A. Balanoff/© AMNH

New research reveals some surprising details about how they have evolved relative to the brains of their close cousins, dinosaurs and alligators.

“The brains of birds are as large as many mammals and allow for intelligent behaviors such as learning songs and solving complex puzzles,” said Aki Watanabe, a Museum research associate and an assistant professor at the New York Institute of Technology who is the lead author of the new study, published this week in the journal eLife. “These features make bird brains an excellent system to compare with how humans and other mammals obtained large and unique brains, yet we know relatively very little about how bird brains got to be that way.”

To examine these dynamics in birds, the researchers focused on a sample of modern and extinct birds, their dinosaur precursors, and alligators, which are close living relatives to birds. The team also acquired developmental sampling of domestic chickens and American alligators.

High-resolution X-ray computed tomography (CT) imaging and high-density mathematical shape analysis were used to visualize, model, and statistically analyze how the shape of the brain cavity—an accurate proxy for the brain—changes through both evolutionary and developmental processes.

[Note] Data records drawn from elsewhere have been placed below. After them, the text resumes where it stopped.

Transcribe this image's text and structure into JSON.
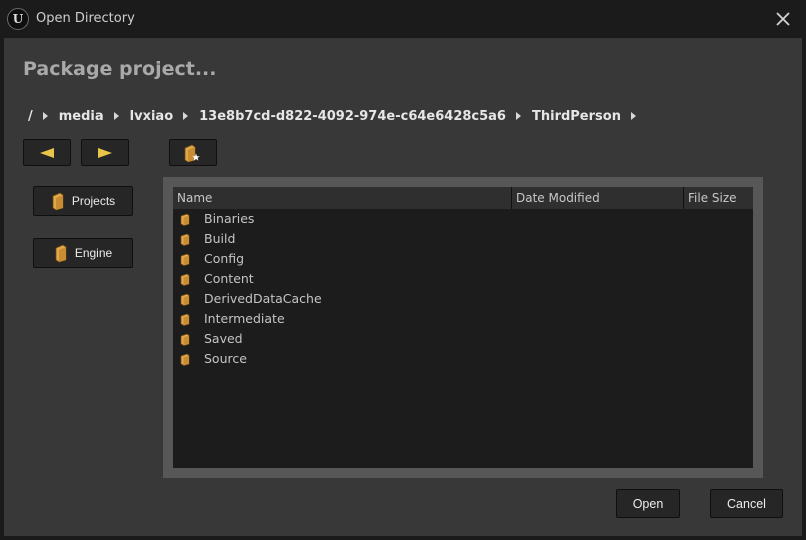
{
  "window": {
    "title": "Open Directory",
    "heading": "Package project..."
  },
  "breadcrumb": [
    "/",
    "media",
    "lvxiao",
    "13e8b7cd-d822-4092-974e-c64e6428c5a6",
    "ThirdPerson"
  ],
  "sidebar": {
    "projects_label": "Projects",
    "engine_label": "Engine"
  },
  "columns": {
    "name": "Name",
    "date_modified": "Date Modified",
    "file_size": "File Size"
  },
  "folders": [
    {
      "name": "Binaries",
      "date_modified": "",
      "file_size": ""
    },
    {
      "name": "Build",
      "date_modified": "",
      "file_size": ""
    },
    {
      "name": "Config",
      "date_modified": "",
      "file_size": ""
    },
    {
      "name": "Content",
      "date_modified": "",
      "file_size": ""
    },
    {
      "name": "DerivedDataCache",
      "date_modified": "",
      "file_size": ""
    },
    {
      "name": "Intermediate",
      "date_modified": "",
      "file_size": ""
    },
    {
      "name": "Saved",
      "date_modified": "",
      "file_size": ""
    },
    {
      "name": "Source",
      "date_modified": "",
      "file_size": ""
    }
  ],
  "buttons": {
    "open": "Open",
    "cancel": "Cancel"
  },
  "icons": {
    "back": "arrow-left-icon",
    "forward": "arrow-right-icon",
    "new_folder": "new-folder-icon",
    "folder": "folder-icon",
    "close": "close-icon",
    "app": "unreal-logo"
  },
  "colors": {
    "accent": "#e9c64a",
    "folder": "#e1a84a",
    "background": "#383838",
    "list_background": "#1c1c1c"
  }
}
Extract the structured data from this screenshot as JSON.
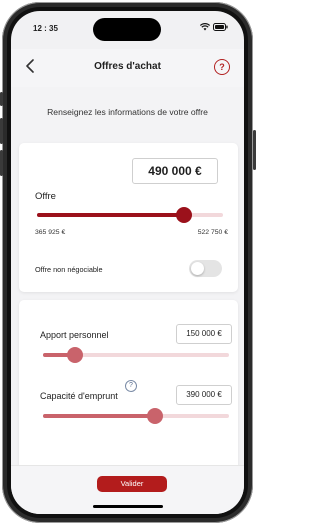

The researchers found that the way avian brains change with body size is different from that process in either dinosaurs or alligators. That "scaling relationship," as it is called, dictates how avian brains develop and evolve, on a unique path from dinosaurs or alligators.

Birds were also found to have a more integrated brain structure—a surprising result, because the researchers initially thought that bird brains, with their inflated forebrain, would be more modular than their dinosaurian counterparts, similar to the way modern humans’ brains are more modular than those of other primates.

“Bird brains develop and evolve in a more coordinated way, in which a change in one brain region is associated with predictable changes in another region, like squeezing on a balloon or an inflated toy,” Watanabe said.

It could be that the bird brain evolves and develops in a highly coordinated way because of shared functional, developmental, or physical forces, which could be investigated in future studies.

The researchers also found that brain evolution along the dinosaur-bird transition occurred in a stepwise fashion. Non-bird dinosaurs already had an “avian”-grade optic lobe and cerebellum with respect to their shape, which are important for visual input and motor coordination.

Historically, these regions were thought to have co-evolved with the evolution of powered flight, but the new study further supports the idea that dinosaurs already possessed an advanced cerebellum and optic lobes prior to the origin of birds.

“This suggests that vision was an important aspect of dinosaurian lifestyle, perhaps for recognizing an array of color patterns on their feathers, active predatory behaviors, or even an indication of limited wing-assisted locomotion capabilities in some of the dinosaurs we sampled that are very closely related to birds,” Watanabe said.

Other Museum authors on this study include Division of Paleontology and Macaulay Curator Mark Norell, and Research Associates Amy Balanoff, Paul Gignac, and Eugenia Gold.